After hearing my friend’s awesome “the ending is the beginning” comment, I also learned from a very wise source who has been teaching me anxiety control over the last couple of months that every loss is an opening. Sometimes the trauma of the loss can make that opening murky and nearly impossible to see. Sometimes you can’t see it for years. Sometimes never. I have to know to look for it. It is still a theme that has followed me for years. My father died when I was barely out of my toddler stage, if at all, and that sucks and was horrific but it made the way to meet my new family and live the life I lived. It made me become the person that I am. I hope I would have turned out into an ok person either way. I do think we keep our essential beings and hearts and minds, no matter where our lives take us.

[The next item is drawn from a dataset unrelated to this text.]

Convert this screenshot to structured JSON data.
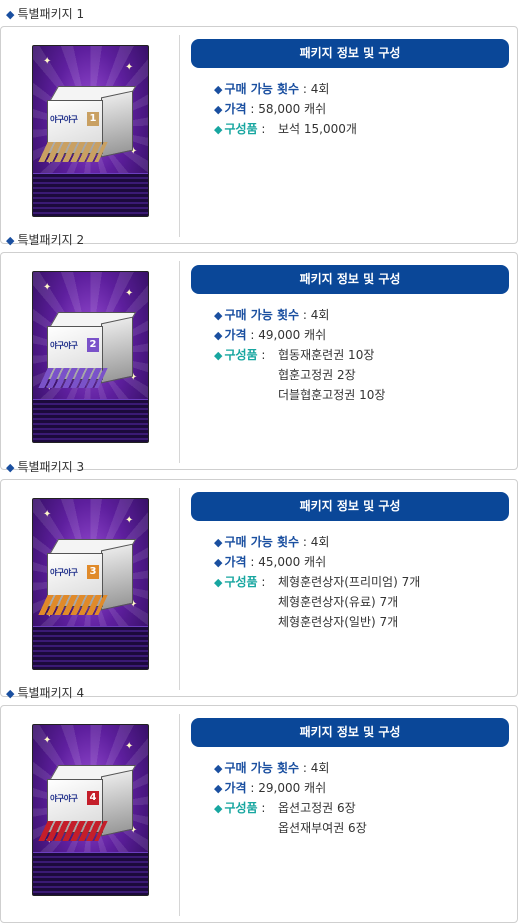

Would I have been just fine and dandy without Cassidy and with different or no children? Probably, but I’m sure glad I’ll never find out. This life that I’m living does seem like it was written in the stars when I was born.
For years, even decades, I thought that romantic love was the pinnacle of human experience. I thought that once you had it, you’d think, “Well, now what?” Would life get boring and mundane now? What would you search for when you already found your soulmate? And now I’m so glad I wrote this story when I wrote it. It would be different at every point in life, sure, but it takes on a new meaning when written so close to having two children, one girl and one boy. That love story used to be the most powerful weight in my life, and maybe it still is, now that I found out the new power and magic it led to – motherhood.
So I find myself, a week later, being ok with completing the story. I’m inspired to start new ones. The letdown passed after several days and now I’m looking forward to new beginnings – both the ones that grow out of loss, and the ones that grow out of pure love, plain and simply. Whatever the origin, our world is filled with new beginnings.